At least six deaths were confirmed early Wednesday after a blaze ripped through a high-rise apartment block in the British capital as residents slept. At least 74 people were injured, according to authorities.
The fire continued to rage throughout the building on Wednesday morning, with reports suggesting there were still people trapped inside the residential block in west London.
Emergency services were contacted shortly before 1am in the capital, with 200 firefighters being deployed to the area along with 40 fire engines. Along with ambulance crews, the firefighters are continuing to tackle the blaze.
“I can confirm six fatalities at this time but this figure is likely to rise during what will be a complex recovery operation over a number of days,” London Metropolitan Police commander Stuart Cundy said.
London Fire Commissioner Danny Cotton said it was an “unprecedented situation”, confirming that the fire “has affected all floors of this 24 storey building, from the second floor up”.
“At this time I am sad to confirm that we now know that there have been fatalities,” Cotton said in a statement early on Wednesday.

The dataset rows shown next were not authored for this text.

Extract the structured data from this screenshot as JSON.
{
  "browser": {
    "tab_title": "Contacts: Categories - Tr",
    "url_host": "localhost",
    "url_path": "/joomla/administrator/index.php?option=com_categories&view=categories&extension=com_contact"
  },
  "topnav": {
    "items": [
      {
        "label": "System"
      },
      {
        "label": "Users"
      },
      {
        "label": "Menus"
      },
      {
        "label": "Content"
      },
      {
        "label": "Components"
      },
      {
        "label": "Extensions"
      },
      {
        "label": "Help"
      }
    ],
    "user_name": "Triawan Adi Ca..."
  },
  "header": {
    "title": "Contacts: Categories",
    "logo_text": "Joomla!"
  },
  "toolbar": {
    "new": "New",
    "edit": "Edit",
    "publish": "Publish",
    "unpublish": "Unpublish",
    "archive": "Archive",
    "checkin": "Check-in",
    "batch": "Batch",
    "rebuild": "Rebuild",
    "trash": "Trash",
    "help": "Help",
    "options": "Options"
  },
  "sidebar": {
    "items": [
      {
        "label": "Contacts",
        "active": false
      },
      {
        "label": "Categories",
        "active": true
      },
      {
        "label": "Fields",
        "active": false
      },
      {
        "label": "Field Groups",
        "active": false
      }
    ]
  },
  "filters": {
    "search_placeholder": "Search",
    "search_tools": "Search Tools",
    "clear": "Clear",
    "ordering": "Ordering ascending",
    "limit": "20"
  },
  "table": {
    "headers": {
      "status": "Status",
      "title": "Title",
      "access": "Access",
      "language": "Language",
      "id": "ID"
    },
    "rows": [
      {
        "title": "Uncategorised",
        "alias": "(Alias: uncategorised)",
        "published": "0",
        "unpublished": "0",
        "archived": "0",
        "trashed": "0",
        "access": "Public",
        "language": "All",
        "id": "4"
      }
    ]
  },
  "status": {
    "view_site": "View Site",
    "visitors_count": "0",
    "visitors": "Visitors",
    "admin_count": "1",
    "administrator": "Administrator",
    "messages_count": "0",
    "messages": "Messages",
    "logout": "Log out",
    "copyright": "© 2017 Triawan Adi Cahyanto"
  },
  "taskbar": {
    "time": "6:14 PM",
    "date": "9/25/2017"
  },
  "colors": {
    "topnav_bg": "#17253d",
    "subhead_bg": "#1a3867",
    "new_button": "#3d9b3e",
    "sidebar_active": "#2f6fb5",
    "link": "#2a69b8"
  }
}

The cause of the fire has not yet been established, while a structural engineer has concluded that the tower is not in danger of collapsing.

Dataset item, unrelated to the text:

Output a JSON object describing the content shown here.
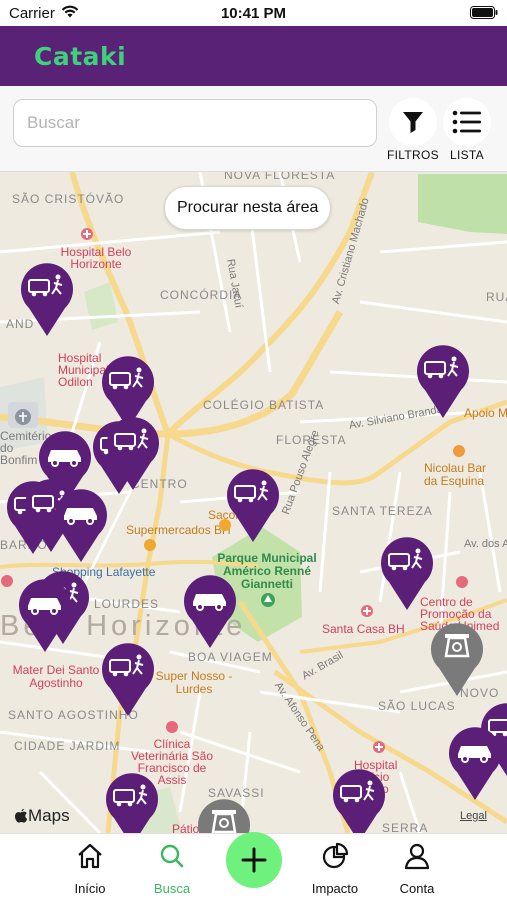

Local councillor Judith Blakeman, who lives across the road from Grenfell Tower, said there was between 400 and 600 people living in the block.
London mayor Sadiq Khan said that he was “devastated” at the scenes that were unfolding at Greenfell, and vowed to provide answers for those in the city.
“My heart goes out to everyone affected. I am sad to confirm that we now know there have been fatalities and more than fifty people have been taken to hospitals including Royal Free, King’s St. Thomas’s, St Mary’s and Chelsea and Westminster to be treated for injuries,” Khan said.
He continued: “There will be a great many questions over the coming days as to the cause of this tragedy and I want to reassure Londoners that we will get all the answers.”
Grenfell Tower, built in the 1970s as part of a larger social housing complex in the Lancaster West estate in north Kensington, underwent a £10m refurbishment in 2016.
Following this, the tower received a fire risk assessment last June and was assessed as being a “medium” fire risk, defined as presenting a normal fire risk.